So that takes care of 4/5 leaving only a non-authoritative page. The Leo is not an LGD and that's not an opinion. Again, Please show current evidence (pictures/persons) using Leo's as an LGD today, something you have so far failed to do BigWhiteFireDog (talk) 22:13, 20 May 2014 (UTC)

I don't know. They are not mentioned in the AKC or any other breed standard, and mostly used as family dogs, but they was used as livestock guardian dogs and used for any other guardian purposes, and might be used again, I think the ability is there. Here somebody using them for herding. Hafspajen (talk) 15:40, 21 May 2014 (UTC)

1) Herding is not LGD work and in fact is almost the opposite as LGD work requires low prey drive and herding high prey drive (do I need to provide references for this statement?). Anytime a litter of pups is produced from a herding and an LGD (which happens somewhat often), it is recommended that the pups are either sold as pets or put down as there is internal conflict and a serious potential danger to stock. 2)There is no authoritative evidence of Leos and LGD work. If you look at the histories posted above from the breed clubs, there is no reference to LGD work, and in fact the predator populations in western Europe were pretty close to none existent and wolves had been exterminated in Germany by the time of the development of the Leo so there would not have been pressing need for such work. 3) There is no evidence that any such ability is there or they would currently be used for such work especially since only one of the 3-4 (and possibly more) breeds used to create the breed was an LGD breed. 4)With all due respect, this page isn't about what dogs "might" be used for LGD work. It's about LGD breeds and Leo's, although great dogs, are not an LGD breed. I am removing them from the list. BigWhiteFireDog (talk) 18:57, 21 May 2014 (UTC)

  • Manybe it would be an idea to mention Leonberger as a dog breed used previously as Livestock guardian dog. I mean it was a mountain dog. [1] [2] Hafspajen (talk) 19:12, 21 May 2014 (UTC)

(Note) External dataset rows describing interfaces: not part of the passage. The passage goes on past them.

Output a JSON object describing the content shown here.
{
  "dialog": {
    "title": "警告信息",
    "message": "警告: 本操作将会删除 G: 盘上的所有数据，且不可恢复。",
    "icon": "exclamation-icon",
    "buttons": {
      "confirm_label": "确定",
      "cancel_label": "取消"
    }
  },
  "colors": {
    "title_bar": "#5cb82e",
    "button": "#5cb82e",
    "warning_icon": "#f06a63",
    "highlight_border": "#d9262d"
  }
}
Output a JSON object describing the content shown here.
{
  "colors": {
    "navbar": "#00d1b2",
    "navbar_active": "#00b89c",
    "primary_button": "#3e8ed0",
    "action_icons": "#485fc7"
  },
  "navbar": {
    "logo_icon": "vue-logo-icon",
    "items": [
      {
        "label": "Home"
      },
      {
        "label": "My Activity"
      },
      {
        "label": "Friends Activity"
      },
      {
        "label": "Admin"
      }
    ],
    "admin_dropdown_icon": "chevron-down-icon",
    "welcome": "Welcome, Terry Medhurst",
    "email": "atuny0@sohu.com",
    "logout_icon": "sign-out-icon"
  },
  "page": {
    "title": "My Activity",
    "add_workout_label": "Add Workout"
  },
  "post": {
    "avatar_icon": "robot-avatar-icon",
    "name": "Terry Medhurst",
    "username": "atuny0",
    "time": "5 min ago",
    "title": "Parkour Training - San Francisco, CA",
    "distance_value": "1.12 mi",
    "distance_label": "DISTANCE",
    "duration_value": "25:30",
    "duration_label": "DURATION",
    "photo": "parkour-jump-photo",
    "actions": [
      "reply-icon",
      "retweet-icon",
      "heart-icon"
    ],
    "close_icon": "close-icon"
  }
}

Again, no authoritative evidence of them being used as a LGD. Also they are not a "mountain dog" The area is rolling hills and ag land and they were developed because the breeder wanted a "dog that looked like a lion" (multiple refs for this). Regardless of that, being a "mountain dog" as no bearing on being an LGD, there are some LGD's that are not mountain dogs and some Mountain dogs that are not LGDs. In addition, the link you gave is further evidence that the Leo is not an LGD and never was as that page lists dogs that were once LGDs but are not recognized nor used as one current (the Bernese Mtn Dog is one example). As for the other link, I'm not sure the point you were trying to make but it has nothing to do with this discussion. Since I know Cat Urbigkit, would you like a statement from her on the use of Leos? Will that end this discussion? BigWhiteFireDog (talk) 19:52, 21 May 2014 (UTC)